Egyptians are out on the streets expressing pent up anger about their daily lives, like rampant unemployment and low wages. About 40 percent of Egyptians live on around $2 a day.
This leads to one of the biggest reasons for social anxiety in Egypt: many people can’t afford to get married. It’s been a cause for concern in Egypt for a while.
When there aren’t massive protests in Cairo, this is a pretty typical scene: a cafe full of men sitting around, smoking water pipes, playing dominoes and doing not much else.
The café is called Casino Shubra. The name’s pretty much a tease here in the low-income neighborhood of Shubra. Though one man sitting alone in the back of the café, nursing a cup of tea, is thinking a lot about his luck.
Tayeb Muhammed is 31 years old, but his sagging face makes him look more like 40. Each day he works 12 hours at a restaurant making kabobs, earns a bit less than $3, and then comes here.
“I don’t have enough money to get married. I always ask myself, why is this happening?” Muhammed said. “Is it because I have been working for ten years and I did it all wrong? Is it because everything is so expensive? Is it the society? I don’t know the answer.”

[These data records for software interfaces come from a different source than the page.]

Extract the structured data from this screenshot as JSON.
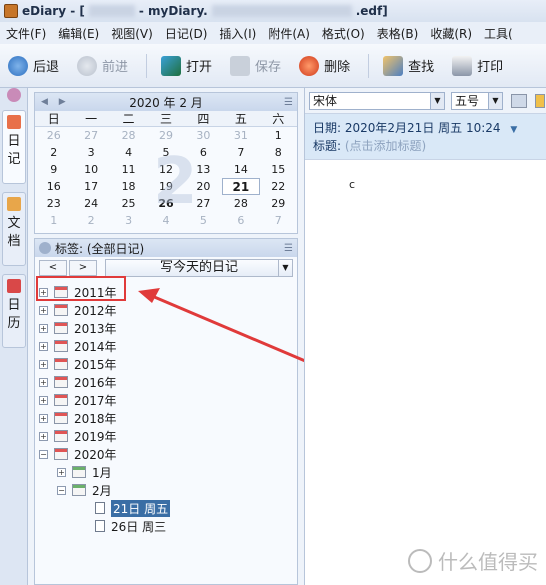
{
  "window": {
    "title_prefix": "eDiary - [",
    "title_mid": "- myDiary.",
    "title_suffix": ".edf]"
  },
  "menu": [
    "文件(F)",
    "编辑(E)",
    "视图(V)",
    "日记(D)",
    "插入(I)",
    "附件(A)",
    "格式(O)",
    "表格(B)",
    "收藏(R)",
    "工具("
  ],
  "toolbar": {
    "back": "后退",
    "forward": "前进",
    "open": "打开",
    "save": "保存",
    "delete": "删除",
    "find": "查找",
    "print": "打印"
  },
  "sidetabs": {
    "diary": [
      "日",
      "记"
    ],
    "docs": [
      "文",
      "档"
    ],
    "calendar": [
      "日",
      "历"
    ]
  },
  "calendar": {
    "header": "2020  年  2  月",
    "big_month": "2",
    "weekdays": [
      "日",
      "一",
      "二",
      "三",
      "四",
      "五",
      "六"
    ],
    "weeks": [
      [
        [
          "26",
          "other"
        ],
        [
          "27",
          "other"
        ],
        [
          "28",
          "other"
        ],
        [
          "29",
          "other"
        ],
        [
          "30",
          "other"
        ],
        [
          "31",
          "other"
        ],
        [
          "1",
          ""
        ]
      ],
      [
        [
          "2",
          ""
        ],
        [
          "3",
          ""
        ],
        [
          "4",
          ""
        ],
        [
          "5",
          ""
        ],
        [
          "6",
          ""
        ],
        [
          "7",
          ""
        ],
        [
          "8",
          ""
        ]
      ],
      [
        [
          "9",
          ""
        ],
        [
          "10",
          ""
        ],
        [
          "11",
          ""
        ],
        [
          "12",
          ""
        ],
        [
          "13",
          ""
        ],
        [
          "14",
          ""
        ],
        [
          "15",
          ""
        ]
      ],
      [
        [
          "16",
          ""
        ],
        [
          "17",
          ""
        ],
        [
          "18",
          ""
        ],
        [
          "19",
          ""
        ],
        [
          "20",
          ""
        ],
        [
          "21",
          "today"
        ],
        [
          "22",
          ""
        ]
      ],
      [
        [
          "23",
          ""
        ],
        [
          "24",
          ""
        ],
        [
          "25",
          ""
        ],
        [
          "26",
          "bold"
        ],
        [
          "27",
          ""
        ],
        [
          "28",
          ""
        ],
        [
          "29",
          ""
        ]
      ],
      [
        [
          "1",
          "other"
        ],
        [
          "2",
          "other"
        ],
        [
          "3",
          "other"
        ],
        [
          "4",
          "other"
        ],
        [
          "5",
          "other"
        ],
        [
          "6",
          "other"
        ],
        [
          "7",
          "other"
        ]
      ]
    ]
  },
  "tags": {
    "header": "标签: (全部日记)",
    "prev": "<",
    "next": ">",
    "write_today": "写今天的日记"
  },
  "tree": {
    "years": [
      "2011年",
      "2012年",
      "2013年",
      "2014年",
      "2015年",
      "2016年",
      "2017年",
      "2018年",
      "2019年"
    ],
    "year_2020": "2020年",
    "jan": "1月",
    "feb": "2月",
    "entry1": "21日 周五",
    "entry2": "26日 周三"
  },
  "editor": {
    "font": "宋体",
    "size": "五号",
    "date_label": "日期:",
    "date_value": "2020年2月21日 周五 10:24",
    "title_label": "标题:",
    "title_placeholder": "(点击添加标题)",
    "body": "c"
  },
  "watermark": "什么值得买",
  "colors": {
    "highlight": "#e03a3a",
    "selection": "#3a6ea5"
  }
}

The answer is that marriage is expensive — more expensive than you’d think in a poor country like Egypt.
“He has to pay some money, pay jewelry, gold or diamond, depending on the social class,” Mediha Safty, a sociology professor at the American University in Cairo, said. “And she has to prepare the house for residence, furniture… so it is costly on both sides.”
Even the poorest Egyptians are supposed to do all of this, as part of Egyptian culture. But Safty said many people these days just can’t.
“People are getting poorer. The cost of living is getting higher. And at the same time, there is no change in the salaries. The gap is wide.”
Men who want to marry are expected to provide the apartment. But the cost of housing in Cairo has skyrocketed. Even an electrical engineer like 38-year-old Muhsin Salah, who makes the princely sum of $500 a month, can’t afford an apartment. He recently asked a girl’s father for permission to marry his daughter.
“The first question the [her] father ask[ed] me, do you have apartment? You have a good salary? You have a good job? This is the first question [he] ask[ed] me,” Salah said.
Salah had to break off the proposal. Now he spends his evenings smoking sweet apple tobacco in street side cafes.
Tayeb Muhammed, from the café in Shubra, also proposed to someone once. She was even willing to chip in on the marriage costs. But he decided to call it off.
“I couldn’t let a woman pay for the expenses,” Muhammed said. “Her reaction was, don’t be afraid, I can help you, we can get married. But it would be too shameful for me.”
For some, the shame turns deadly. Last year Egyptian papers reported a 31 year old man hanged himself after his fiancé’s family said they’d call off their marriage because he didn’t have enough money to buy a new apartment.
This isn’t just an Egyptian problem. Young people throughout the Middle East are delaying marriage for similar reasons. A recent Brookings Institution survey found that a generation ago, around 60 percent of twenty-something men in the region were married. Now it’s 50 percent.
Egypt has been looking for solutions. Sociology Professor Mediha Safty said the government here has been building more affordable housing for young couples. Charities put on mass weddings for free, and donate household appliances to new couples.
Many, though, have given up on the dream of getting married. Including Tayeb Muhammed, who slumped in his chair at the coffee shop.
“I have no goal,” Muhammed said. “I live just to eat sleep work. Eat sleep work. I have no one to go back to.”
With no ambitions, little pay and no one to return home to at night, you can understand why Muhammed is frustrated. Multiply that by millions more frustrated young Egyptian men, and you can understand why so many Egyptians have given up their daily routines this week to march for a better life.
The way they see it, they don’t have that much to lose.